The intriguing progress Rock & Roll started displaying as soon as The Beatles busted out in 1964 hit an ecstatic, elastic, multi-colored peak three years later. Any existing rules were incinerated as the pop song busted well beyond its two-minute structure, guitars were regularly muscled aside to make room for Mellotrons and sitars, and love songs were often sidelined for tunes based on Joyce’s impenetrable Ulysses or ditties about gnomes named Grimble Crumble. The LP officially displaced the single; stereo started doing the same to mono, making way for the ritual of consuming high-concept albums through headphones…possibly while under various influences; and bland band portraits plastered onto jackets no longer sufficed. In other words, Rock & Roll became art with a vengeance in 1967.

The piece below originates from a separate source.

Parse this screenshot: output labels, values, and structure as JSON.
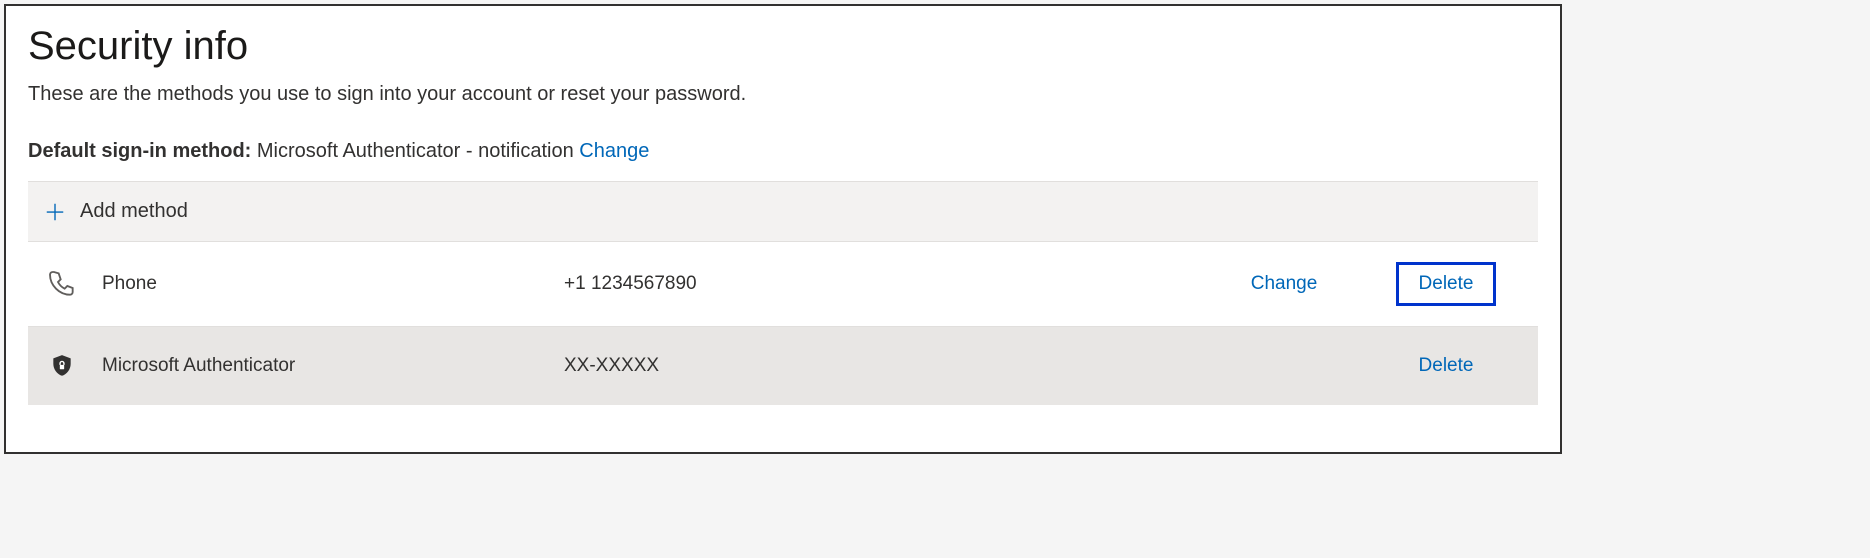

Harvey Kubernik pays tribute to the auditory and visual arts of ’67’s revolutionary music in his new book 1967: A Complete Rock Music History of the Summer of Love. That title is actually misleading unless one regards 1967 as twelve months of summer—and the Californians Kubernik favors probably did. The book is actually a month-by-month chronicle from January through December, dropping details about the year’s major music releases, festivals, innovations, main characters, and attitudes in stand-alone chunks. The book is also something of an oral history, as Kubernik’s own observations are more than supplemented with old and new commentary from the likes of Andrew Loog Oldham, Mary Wilson, George Harrison, Barry Miles, Michelle Phillips, Pete Townshend, Lou Reed, Roger McGuinn, Ravi Shankar, Paul Kantner, Marty Balin, Ram Das, Ray Manzarek, and many others. There is little effort to link the multitudinous topics, but that’s to be expected when dealing with a year that was probably a puzzling jumble of disconnected ideas and events for a lot of its participants. You know what they say about people who remember the sixties.
A coffee table book at heart, 1967 supplies a vibrant lot of images from pop’s most imagistic year, though some of the year’s phantasmagorically rendered album covers would have made for an even more kaleidoscopic visual experience. Kubernik should still be commended for covering the vinyl within the sleeves as thoroughly as he does—referencing the obvious (Sgt. Pepper’s dominates the June topic along with the Monterey Pop Festival) and the more regularly overlooked (The Hollies’ Butterfly, Donovan’s A Gift from a Flower to a Garden, Captain Beefheart’s Safe As Milk, the Stones’ Between the Buttons, etc.) in kind. The one inexplicable oversight is his failure to even mention The Who Sell Out, my personal pick for the finest album of pop’s finest year. Maybe Kubernik has a hole in his memory where that album belongs because he had a little too much fun in ’67.